**Brief:**
For each line below that contains the word "Adaptive", make a copy.

**Material shown:**
====================

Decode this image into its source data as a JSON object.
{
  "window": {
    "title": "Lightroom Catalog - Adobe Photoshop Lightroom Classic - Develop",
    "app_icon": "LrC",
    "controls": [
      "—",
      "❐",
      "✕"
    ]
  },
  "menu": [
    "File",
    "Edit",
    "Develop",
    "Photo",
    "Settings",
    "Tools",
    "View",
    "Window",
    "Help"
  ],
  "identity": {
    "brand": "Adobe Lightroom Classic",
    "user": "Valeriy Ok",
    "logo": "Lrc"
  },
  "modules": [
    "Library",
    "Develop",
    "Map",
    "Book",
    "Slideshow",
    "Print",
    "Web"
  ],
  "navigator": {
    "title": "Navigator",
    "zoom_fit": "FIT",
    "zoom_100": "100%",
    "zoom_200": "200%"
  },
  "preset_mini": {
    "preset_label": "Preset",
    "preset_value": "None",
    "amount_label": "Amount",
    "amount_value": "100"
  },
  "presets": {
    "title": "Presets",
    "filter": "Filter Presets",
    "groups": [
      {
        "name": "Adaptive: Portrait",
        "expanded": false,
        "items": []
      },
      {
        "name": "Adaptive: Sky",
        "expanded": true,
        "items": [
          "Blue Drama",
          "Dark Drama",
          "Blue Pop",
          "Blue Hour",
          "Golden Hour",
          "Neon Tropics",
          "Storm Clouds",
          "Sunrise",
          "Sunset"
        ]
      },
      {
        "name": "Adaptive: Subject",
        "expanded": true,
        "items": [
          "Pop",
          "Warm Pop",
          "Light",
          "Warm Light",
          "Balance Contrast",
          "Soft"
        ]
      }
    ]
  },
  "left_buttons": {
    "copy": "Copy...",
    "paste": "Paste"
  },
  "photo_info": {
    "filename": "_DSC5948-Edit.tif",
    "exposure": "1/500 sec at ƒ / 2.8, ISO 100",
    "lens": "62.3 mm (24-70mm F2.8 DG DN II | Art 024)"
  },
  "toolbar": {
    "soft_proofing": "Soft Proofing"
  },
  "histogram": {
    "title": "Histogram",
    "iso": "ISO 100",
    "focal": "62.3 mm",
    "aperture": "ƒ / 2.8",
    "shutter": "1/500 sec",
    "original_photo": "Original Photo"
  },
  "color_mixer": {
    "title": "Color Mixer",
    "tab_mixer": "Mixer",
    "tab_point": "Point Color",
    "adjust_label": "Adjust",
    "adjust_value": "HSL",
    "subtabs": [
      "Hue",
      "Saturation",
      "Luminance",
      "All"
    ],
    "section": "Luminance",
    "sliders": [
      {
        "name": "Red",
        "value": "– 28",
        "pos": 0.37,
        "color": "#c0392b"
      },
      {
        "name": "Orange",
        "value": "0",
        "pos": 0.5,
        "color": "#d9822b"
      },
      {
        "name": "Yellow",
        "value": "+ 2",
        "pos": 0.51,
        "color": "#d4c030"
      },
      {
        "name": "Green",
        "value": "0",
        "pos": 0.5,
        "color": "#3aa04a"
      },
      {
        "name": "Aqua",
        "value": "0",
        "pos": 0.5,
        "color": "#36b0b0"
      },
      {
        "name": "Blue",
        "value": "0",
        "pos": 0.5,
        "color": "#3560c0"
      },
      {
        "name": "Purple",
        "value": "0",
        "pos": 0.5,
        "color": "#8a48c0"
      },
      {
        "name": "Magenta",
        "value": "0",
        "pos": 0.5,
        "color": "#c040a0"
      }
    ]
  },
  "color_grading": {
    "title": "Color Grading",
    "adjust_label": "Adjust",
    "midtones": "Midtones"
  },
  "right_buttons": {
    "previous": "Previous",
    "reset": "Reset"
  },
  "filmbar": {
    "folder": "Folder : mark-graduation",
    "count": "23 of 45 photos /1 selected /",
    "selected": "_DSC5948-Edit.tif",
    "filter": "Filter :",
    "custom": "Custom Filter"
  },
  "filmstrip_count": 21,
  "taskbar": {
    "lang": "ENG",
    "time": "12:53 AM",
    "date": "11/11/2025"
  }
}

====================

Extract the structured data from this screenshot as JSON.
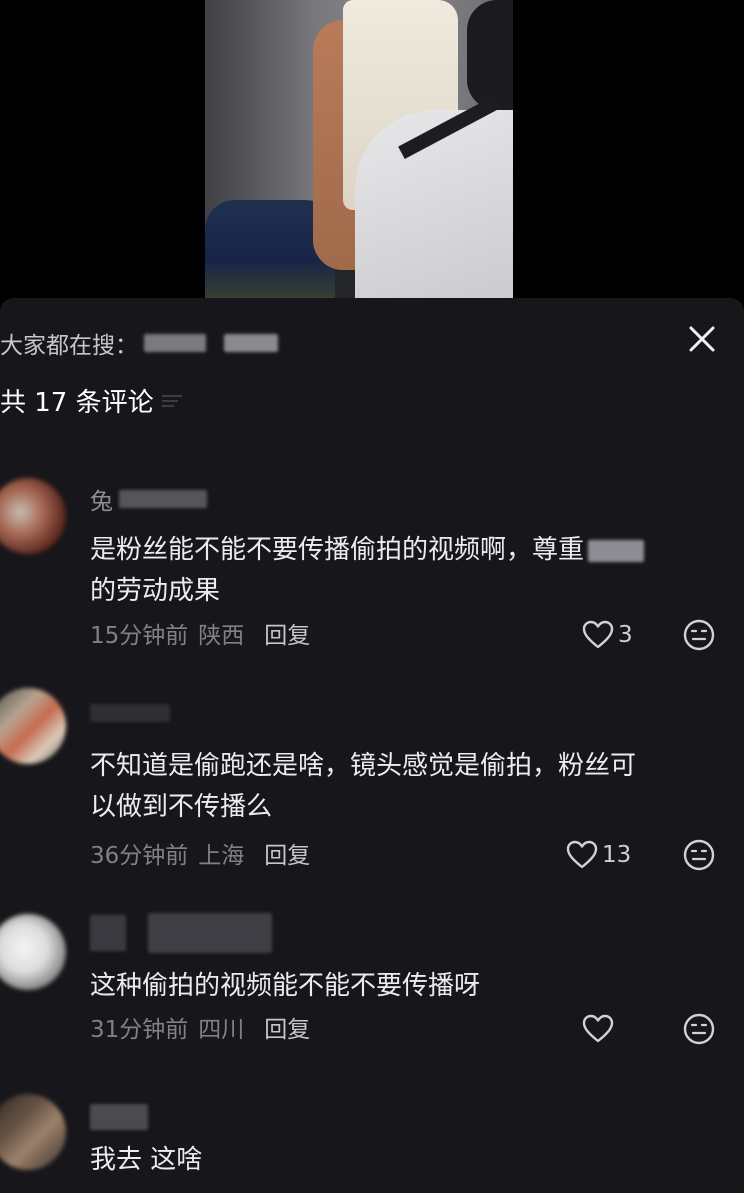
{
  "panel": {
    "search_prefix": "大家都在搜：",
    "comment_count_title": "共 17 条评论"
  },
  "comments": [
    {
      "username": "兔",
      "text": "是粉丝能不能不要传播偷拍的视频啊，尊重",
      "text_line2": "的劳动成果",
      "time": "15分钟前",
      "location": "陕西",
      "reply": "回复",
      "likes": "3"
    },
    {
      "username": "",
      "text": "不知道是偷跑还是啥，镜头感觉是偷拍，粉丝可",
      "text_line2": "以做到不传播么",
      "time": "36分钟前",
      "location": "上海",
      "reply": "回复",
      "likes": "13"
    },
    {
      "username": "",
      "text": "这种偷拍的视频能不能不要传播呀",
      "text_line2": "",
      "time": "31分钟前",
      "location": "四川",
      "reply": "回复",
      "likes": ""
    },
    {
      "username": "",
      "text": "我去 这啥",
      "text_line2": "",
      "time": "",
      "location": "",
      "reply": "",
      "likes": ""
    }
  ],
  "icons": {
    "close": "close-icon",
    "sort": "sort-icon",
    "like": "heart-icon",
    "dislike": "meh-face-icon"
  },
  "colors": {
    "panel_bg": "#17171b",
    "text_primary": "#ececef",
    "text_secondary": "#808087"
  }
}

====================

**Answer below:**
        "name": "Adaptive: Portrait",
        "name": "Adaptive: Sky",
        "name": "Adaptive: Subject",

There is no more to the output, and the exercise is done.